I would like to think it is somewhere in our DNA to strive for acceptance. I guess I have ceased to remember that for a few years since my biggest critics now are not yet old enough to turn their noses up at me or baulk their opinions in retaliation. Not that they don't have the kahunas to do it, they've just got a few years [thank God] until they reach the alien stage of adolescence.

It's this ongoing feeling that I have, one that is fleeting but always causes me to question if I'm doing the most with my life. If I'm making my kids proud or does my stepdaughter quietly utter that her stepmom is "just" a mom with nothing more to her resume. Will I return to work when my boys are elementary school bound, or if I hack a part time job in lieu having latch key kids will they too feel embarrassed their mom doesn't "do" much? Perhaps, instead, it is the question most in my mind: am I measuring up?

My husband, my wise wise husband, often points out to me the handful of his colleagues who would quit teaching in a heartbeat if their family could afford the sacrifice to stay home with their kids. Don't get me wrong. I KNOW that staying home is something I will never regret.
Moments I spend negotiating with Mason that he may not run around "naaaaay-ke" in his diaper all morning, or telling Peyton again that shoving the square lego in his iddy-bitty mouth will always result in a discomforting feeling of it being lodged among his teeth. Seriously! My boys bring humor into what would be an otherwise dull day, and I have the pleasure if not the pride of being able to permanently write about them in a corner of cyberspace for all three of my readers to enjoy; it's awesome! But does that make me successful? No. Does it have to? I suppose not.

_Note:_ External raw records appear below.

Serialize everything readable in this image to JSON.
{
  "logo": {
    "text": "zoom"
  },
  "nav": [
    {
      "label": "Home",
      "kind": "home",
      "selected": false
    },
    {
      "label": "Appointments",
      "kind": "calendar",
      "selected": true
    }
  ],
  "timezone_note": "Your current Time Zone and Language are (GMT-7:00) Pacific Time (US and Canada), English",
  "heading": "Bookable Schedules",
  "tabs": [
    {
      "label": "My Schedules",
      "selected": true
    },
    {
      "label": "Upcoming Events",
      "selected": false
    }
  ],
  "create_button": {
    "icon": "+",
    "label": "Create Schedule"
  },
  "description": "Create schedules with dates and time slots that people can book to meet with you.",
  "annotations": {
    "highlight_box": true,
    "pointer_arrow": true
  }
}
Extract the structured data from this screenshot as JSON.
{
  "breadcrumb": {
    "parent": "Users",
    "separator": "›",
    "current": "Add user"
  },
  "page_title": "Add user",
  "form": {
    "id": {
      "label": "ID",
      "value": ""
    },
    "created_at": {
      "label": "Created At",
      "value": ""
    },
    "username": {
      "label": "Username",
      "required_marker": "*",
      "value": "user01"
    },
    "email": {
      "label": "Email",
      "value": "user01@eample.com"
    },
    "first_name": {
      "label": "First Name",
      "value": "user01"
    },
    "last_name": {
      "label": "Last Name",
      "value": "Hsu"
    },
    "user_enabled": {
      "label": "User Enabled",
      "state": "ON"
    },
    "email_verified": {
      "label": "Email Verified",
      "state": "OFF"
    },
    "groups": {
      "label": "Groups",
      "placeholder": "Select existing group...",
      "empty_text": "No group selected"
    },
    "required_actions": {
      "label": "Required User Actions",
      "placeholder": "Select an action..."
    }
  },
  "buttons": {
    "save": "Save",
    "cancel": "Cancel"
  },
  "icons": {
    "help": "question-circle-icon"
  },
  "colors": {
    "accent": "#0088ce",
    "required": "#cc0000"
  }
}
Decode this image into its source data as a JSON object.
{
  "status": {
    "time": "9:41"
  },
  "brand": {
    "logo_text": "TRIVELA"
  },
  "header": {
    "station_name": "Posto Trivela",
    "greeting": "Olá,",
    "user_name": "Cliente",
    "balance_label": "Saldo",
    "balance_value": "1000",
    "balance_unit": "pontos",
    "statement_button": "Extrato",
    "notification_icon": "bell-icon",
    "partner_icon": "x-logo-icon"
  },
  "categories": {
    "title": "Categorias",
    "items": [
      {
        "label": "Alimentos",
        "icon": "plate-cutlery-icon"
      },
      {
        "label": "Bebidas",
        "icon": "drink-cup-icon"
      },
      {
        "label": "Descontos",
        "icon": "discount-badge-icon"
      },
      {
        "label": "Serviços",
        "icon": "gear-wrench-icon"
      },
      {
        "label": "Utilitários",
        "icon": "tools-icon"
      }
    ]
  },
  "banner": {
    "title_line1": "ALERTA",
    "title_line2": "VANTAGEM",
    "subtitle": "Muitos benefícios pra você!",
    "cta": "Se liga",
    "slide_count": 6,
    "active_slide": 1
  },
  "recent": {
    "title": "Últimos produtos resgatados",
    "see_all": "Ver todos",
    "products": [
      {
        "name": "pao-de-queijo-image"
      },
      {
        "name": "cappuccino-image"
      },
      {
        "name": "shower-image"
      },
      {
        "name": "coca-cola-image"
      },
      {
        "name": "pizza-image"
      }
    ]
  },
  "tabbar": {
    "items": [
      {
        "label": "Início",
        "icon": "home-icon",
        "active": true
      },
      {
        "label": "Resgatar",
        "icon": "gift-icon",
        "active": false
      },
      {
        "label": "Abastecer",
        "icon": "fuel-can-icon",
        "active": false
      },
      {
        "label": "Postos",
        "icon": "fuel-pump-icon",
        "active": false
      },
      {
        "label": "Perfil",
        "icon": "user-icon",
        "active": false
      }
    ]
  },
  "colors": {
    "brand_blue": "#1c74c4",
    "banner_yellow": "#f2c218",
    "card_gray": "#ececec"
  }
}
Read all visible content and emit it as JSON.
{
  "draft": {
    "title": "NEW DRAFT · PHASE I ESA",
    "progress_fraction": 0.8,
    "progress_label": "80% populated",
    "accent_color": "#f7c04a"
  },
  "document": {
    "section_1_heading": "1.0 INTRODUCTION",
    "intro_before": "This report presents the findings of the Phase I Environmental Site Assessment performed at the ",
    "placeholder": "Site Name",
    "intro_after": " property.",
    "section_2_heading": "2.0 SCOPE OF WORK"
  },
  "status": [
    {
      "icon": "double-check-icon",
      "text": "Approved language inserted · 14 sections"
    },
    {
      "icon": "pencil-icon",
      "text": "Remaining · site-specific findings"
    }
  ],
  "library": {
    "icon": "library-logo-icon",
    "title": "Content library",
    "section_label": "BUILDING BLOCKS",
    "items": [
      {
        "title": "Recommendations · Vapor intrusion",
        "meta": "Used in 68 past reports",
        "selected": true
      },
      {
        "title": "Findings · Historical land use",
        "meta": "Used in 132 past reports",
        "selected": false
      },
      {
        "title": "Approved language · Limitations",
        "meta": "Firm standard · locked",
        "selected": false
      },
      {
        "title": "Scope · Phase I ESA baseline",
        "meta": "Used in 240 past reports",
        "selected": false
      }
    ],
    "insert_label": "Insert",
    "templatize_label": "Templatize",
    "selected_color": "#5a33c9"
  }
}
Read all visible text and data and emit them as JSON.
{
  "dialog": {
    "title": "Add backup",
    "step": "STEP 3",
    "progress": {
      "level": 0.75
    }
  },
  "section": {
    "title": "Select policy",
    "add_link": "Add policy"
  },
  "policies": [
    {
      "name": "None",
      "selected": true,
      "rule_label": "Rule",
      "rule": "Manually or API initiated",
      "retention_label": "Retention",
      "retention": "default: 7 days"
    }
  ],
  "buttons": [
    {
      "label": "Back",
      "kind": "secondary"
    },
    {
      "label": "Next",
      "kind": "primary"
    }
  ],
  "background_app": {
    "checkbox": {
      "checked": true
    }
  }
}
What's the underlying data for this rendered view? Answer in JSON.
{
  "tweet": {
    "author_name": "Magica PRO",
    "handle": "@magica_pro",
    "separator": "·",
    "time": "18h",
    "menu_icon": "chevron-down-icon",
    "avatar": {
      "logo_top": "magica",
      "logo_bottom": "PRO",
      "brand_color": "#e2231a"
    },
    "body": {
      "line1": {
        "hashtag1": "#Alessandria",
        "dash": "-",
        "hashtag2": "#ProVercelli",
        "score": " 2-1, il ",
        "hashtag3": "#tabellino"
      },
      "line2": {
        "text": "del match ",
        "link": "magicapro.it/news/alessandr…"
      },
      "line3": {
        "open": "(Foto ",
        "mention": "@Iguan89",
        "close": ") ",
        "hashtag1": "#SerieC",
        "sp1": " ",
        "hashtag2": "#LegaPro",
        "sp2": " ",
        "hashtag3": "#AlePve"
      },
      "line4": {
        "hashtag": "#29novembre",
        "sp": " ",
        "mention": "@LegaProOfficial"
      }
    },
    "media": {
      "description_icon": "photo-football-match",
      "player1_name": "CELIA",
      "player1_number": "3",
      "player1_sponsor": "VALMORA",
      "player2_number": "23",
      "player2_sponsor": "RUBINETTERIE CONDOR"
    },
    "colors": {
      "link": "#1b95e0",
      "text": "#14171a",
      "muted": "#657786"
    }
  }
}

And I certainly don't want my kids to look back at my writings only to think their mama is a martyr. Because there is nothing I love more than my current passion of being a mom. It is many many things and the hardest thing and yet the most important thing I'll ever do. But regretting to do this job on the home front 24/7 is not on my list of greatest disappointments, but instead one of my best decisions I've made.

Touché, facebook. Touché.